### About this task
Each entry below is to be returned exactly, with any pictures left out.

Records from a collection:
-- -- --
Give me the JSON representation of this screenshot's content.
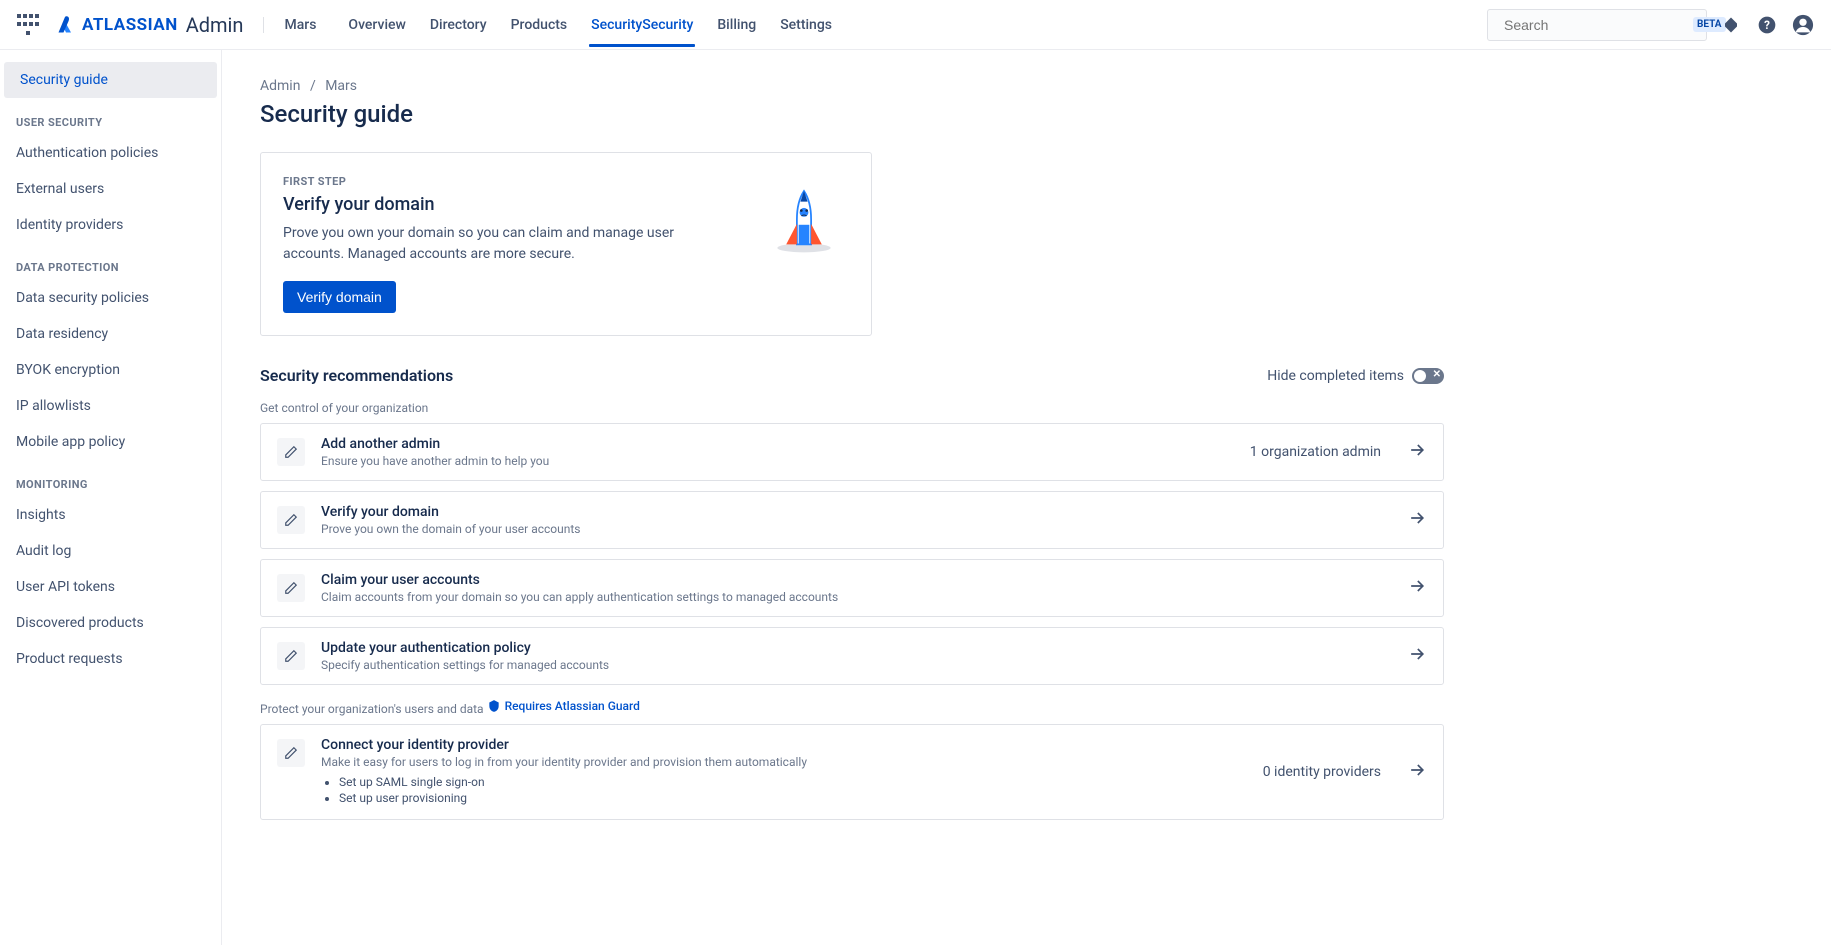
{
  "header": {
    "brand": "ATLASSIAN",
    "brand_suffix": "Admin",
    "org": "Mars",
    "nav": [
      "Overview",
      "Directory",
      "Products",
      "Security",
      "Billing",
      "Settings"
    ],
    "nav_active": "Security",
    "search_placeholder": "Search",
    "search_badge": "BETA"
  },
  "sidebar": {
    "top": "Security guide",
    "groups": [
      {
        "heading": "USER SECURITY",
        "items": [
          "Authentication policies",
          "External users",
          "Identity providers"
        ]
      },
      {
        "heading": "DATA PROTECTION",
        "items": [
          "Data security policies",
          "Data residency",
          "BYOK encryption",
          "IP allowlists",
          "Mobile app policy"
        ]
      },
      {
        "heading": "MONITORING",
        "items": [
          "Insights",
          "Audit log",
          "User API tokens",
          "Discovered products",
          "Product requests"
        ]
      }
    ]
  },
  "breadcrumb": {
    "a": "Admin",
    "b": "Mars"
  },
  "page": {
    "title": "Security guide",
    "first_step_label": "FIRST STEP",
    "first_step_title": "Verify your domain",
    "first_step_desc": "Prove you own your domain so you can claim and manage user accounts. Managed accounts are more secure.",
    "first_step_button": "Verify domain"
  },
  "recs": {
    "title": "Security recommendations",
    "hide_label": "Hide completed items",
    "group1_label": "Get control of your organization",
    "group1": [
      {
        "title": "Add another admin",
        "desc": "Ensure you have another admin to help you",
        "meta": "1 organization admin"
      },
      {
        "title": "Verify your domain",
        "desc": "Prove you own the domain of your user accounts"
      },
      {
        "title": "Claim your user accounts",
        "desc": "Claim accounts from your domain so you can apply authentication settings to managed accounts"
      },
      {
        "title": "Update your authentication policy",
        "desc": "Specify authentication settings for managed accounts"
      }
    ],
    "group2_label": "Protect your organization's users and data",
    "guard_label": "Requires Atlassian Guard",
    "group2": [
      {
        "title": "Connect your identity provider",
        "desc": "Make it easy for users to log in from your identity provider and provision them automatically",
        "meta": "0 identity providers",
        "bullets": [
          "Set up SAML single sign-on",
          "Set up user provisioning"
        ]
      }
    ]
  }
}
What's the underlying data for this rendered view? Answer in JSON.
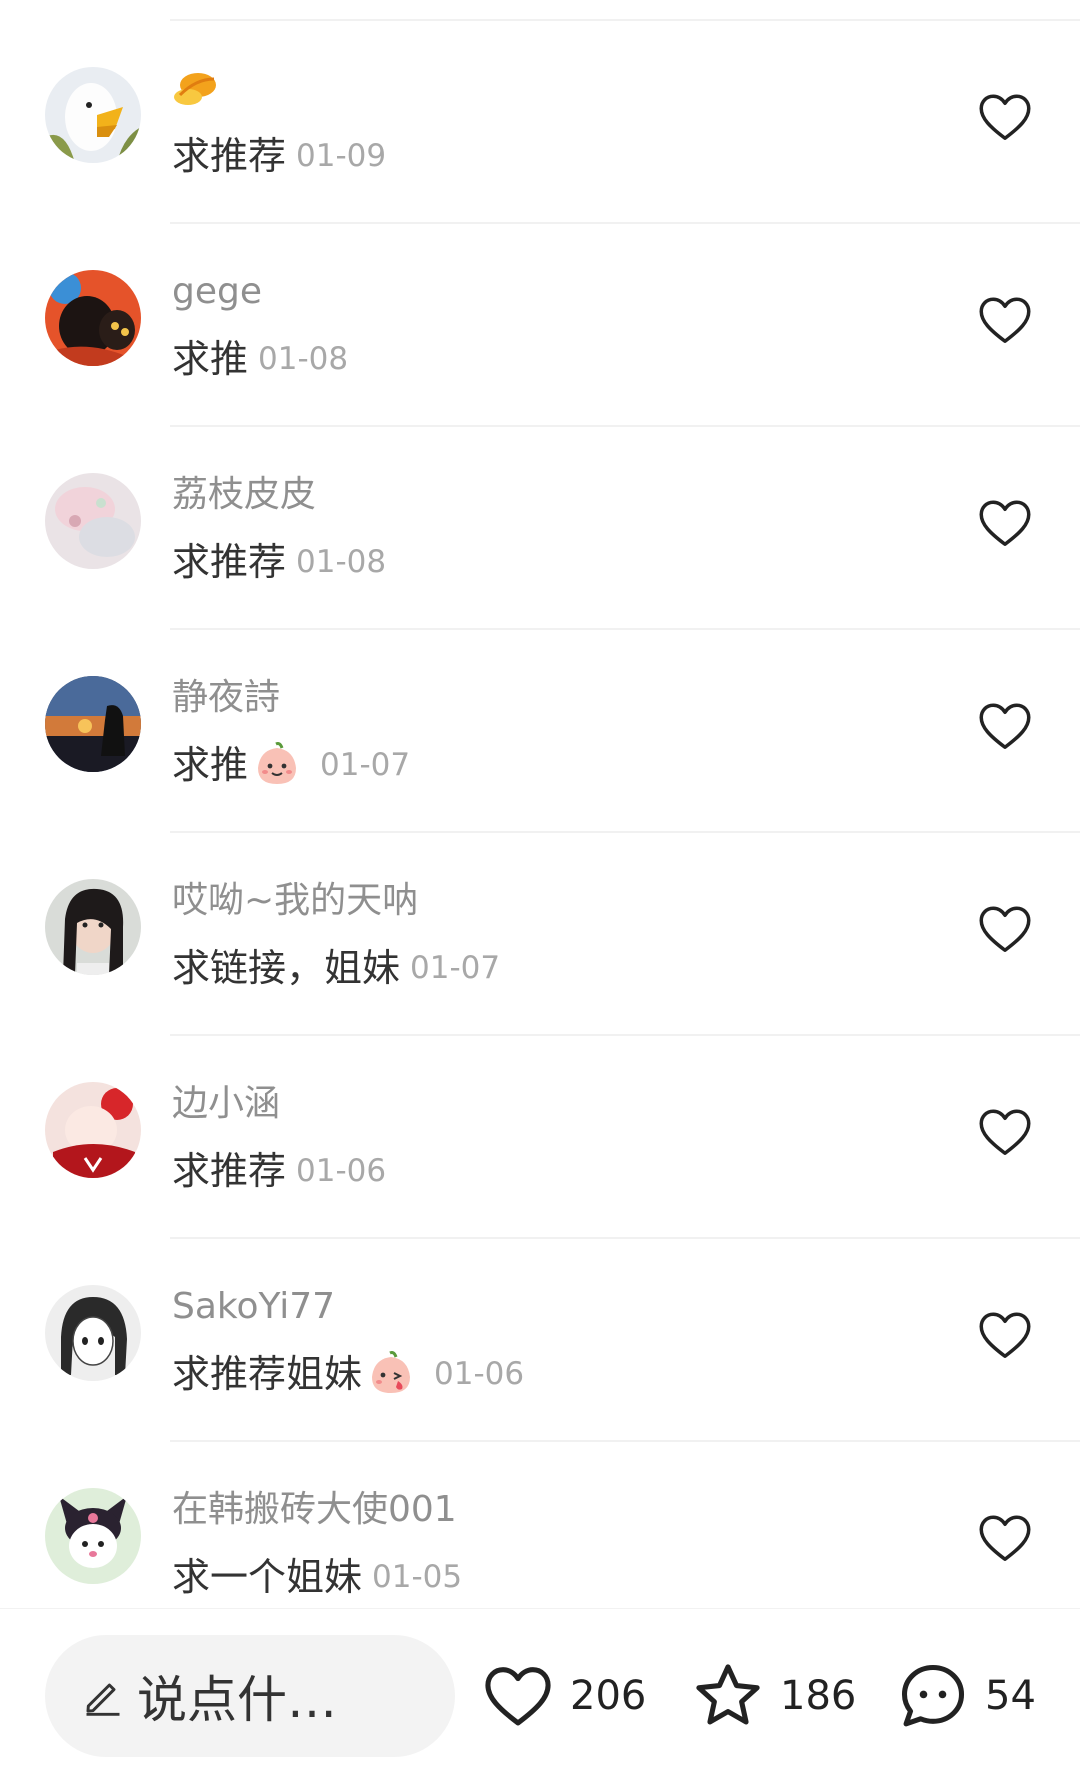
{
  "comments": [
    {
      "name": "",
      "text": "求推荐",
      "date": "01-09",
      "avatar": "duck",
      "name_emoji": "sticker-icon",
      "sticker": ""
    },
    {
      "name": "gege",
      "text": "求推",
      "date": "01-08",
      "avatar": "anime-red",
      "sticker": ""
    },
    {
      "name": "荔枝皮皮",
      "text": "求推荐",
      "date": "01-08",
      "avatar": "pink-blur",
      "sticker": ""
    },
    {
      "name": "静夜詩",
      "text": "求推",
      "date": "01-07",
      "avatar": "sunset",
      "sticker": "peach-smile"
    },
    {
      "name": "哎呦~我的天呐",
      "text": "求链接，姐妹",
      "date": "01-07",
      "avatar": "girl-photo",
      "sticker": ""
    },
    {
      "name": "边小涵",
      "text": "求推荐",
      "date": "01-06",
      "avatar": "red-anime",
      "sticker": ""
    },
    {
      "name": "SakoYi77",
      "text": "求推荐姐妹",
      "date": "01-06",
      "avatar": "manga-girl",
      "sticker": "peach-kiss"
    },
    {
      "name": "在韩搬砖大使001",
      "text": "求一个姐妹",
      "date": "01-05",
      "avatar": "kuromi",
      "sticker": ""
    }
  ],
  "bottom_bar": {
    "compose_placeholder": "说点什…",
    "likes": "206",
    "stars": "186",
    "comments": "54"
  },
  "colors": {
    "name": "#8f8f8f",
    "text": "#333333",
    "date": "#a8a8a8",
    "divider": "#f1f1f1",
    "compose_bg": "#f3f3f3"
  }
}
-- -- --
### Answer to this exercise
Give me the JSON representation of this screenshot's content.
{
  "header": {
    "brand": "ATLASSIAN",
    "brand_suffix": "Admin",
    "org": "Mars",
    "nav": [
      "Overview",
      "Directory",
      "Products",
      "Security",
      "Billing",
      "Settings"
    ],
    "nav_active": "Security",
    "search_placeholder": "Search",
    "search_badge": "BETA"
  },
  "sidebar": {
    "top": "Security guide",
    "groups": [
      {
        "heading": "USER SECURITY",
        "items": [
          "Authentication policies",
          "External users",
          "Identity providers"
        ]
      },
      {
        "heading": "DATA PROTECTION",
        "items": [
          "Data security policies",
          "Data residency",
          "BYOK encryption",
          "IP allowlists",
          "Mobile app policy"
        ]
      },
      {
        "heading": "MONITORING",
        "items": [
          "Insights",
          "Audit log",
          "User API tokens",
          "Discovered products",
          "Product requests"
        ]
      }
    ]
  },
  "breadcrumb": {
    "a": "Admin",
    "b": "Mars"
  },
  "page": {
    "title": "Security guide",
    "first_step_label": "FIRST STEP",
    "first_step_title": "Verify your domain",
    "first_step_desc": "Prove you own your domain so you can claim and manage user accounts. Managed accounts are more secure.",
    "first_step_button": "Verify domain"
  },
  "recs": {
    "title": "Security recommendations",
    "hide_label": "Hide completed items",
    "group1_label": "Get control of your organization",
    "group1": [
      {
        "title": "Add another admin",
        "desc": "Ensure you have another admin to help you",
        "meta": "1 organization admin"
      },
      {
        "title": "Verify your domain",
        "desc": "Prove you own the domain of your user accounts"
      },
      {
        "title": "Claim your user accounts",
        "desc": "Claim accounts from your domain so you can apply authentication settings to managed accounts"
      },
      {
        "title": "Update your authentication policy",
        "desc": "Specify authentication settings for managed accounts"
      }
    ],
    "group2_label": "Protect your organization's users and data",
    "guard_label": "Requires Atlassian Guard",
    "group2": [
      {
        "title": "Connect your identity provider",
        "desc": "Make it easy for users to log in from your identity provider and provision them automatically",
        "meta": "0 identity providers",
        "bullets": [
          "Set up SAML single sign-on",
          "Set up user provisioning"
        ]
      }
    ]
  }
}
What's the underlying data for this rendered view? Answer in JSON.
{
  "comments": [
    {
      "name": "",
      "text": "求推荐",
      "date": "01-09",
      "avatar": "duck",
      "name_emoji": "sticker-icon",
      "sticker": ""
    },
    {
      "name": "gege",
      "text": "求推",
      "date": "01-08",
      "avatar": "anime-red",
      "sticker": ""
    },
    {
      "name": "荔枝皮皮",
      "text": "求推荐",
      "date": "01-08",
      "avatar": "pink-blur",
      "sticker": ""
    },
    {
      "name": "静夜詩",
      "text": "求推",
      "date": "01-07",
      "avatar": "sunset",
      "sticker": "peach-smile"
    },
    {
      "name": "哎呦~我的天呐",
      "text": "求链接，姐妹",
      "date": "01-07",
      "avatar": "girl-photo",
      "sticker": ""
    },
    {
      "name": "边小涵",
      "text": "求推荐",
      "date": "01-06",
      "avatar": "red-anime",
      "sticker": ""
    },
    {
      "name": "SakoYi77",
      "text": "求推荐姐妹",
      "date": "01-06",
      "avatar": "manga-girl",
      "sticker": "peach-kiss"
    },
    {
      "name": "在韩搬砖大使001",
      "text": "求一个姐妹",
      "date": "01-05",
      "avatar": "kuromi",
      "sticker": ""
    }
  ],
  "bottom_bar": {
    "compose_placeholder": "说点什…",
    "likes": "206",
    "stars": "186",
    "comments": "54"
  },
  "colors": {
    "name": "#8f8f8f",
    "text": "#333333",
    "date": "#a8a8a8",
    "divider": "#f1f1f1",
    "compose_bg": "#f3f3f3"
  }
}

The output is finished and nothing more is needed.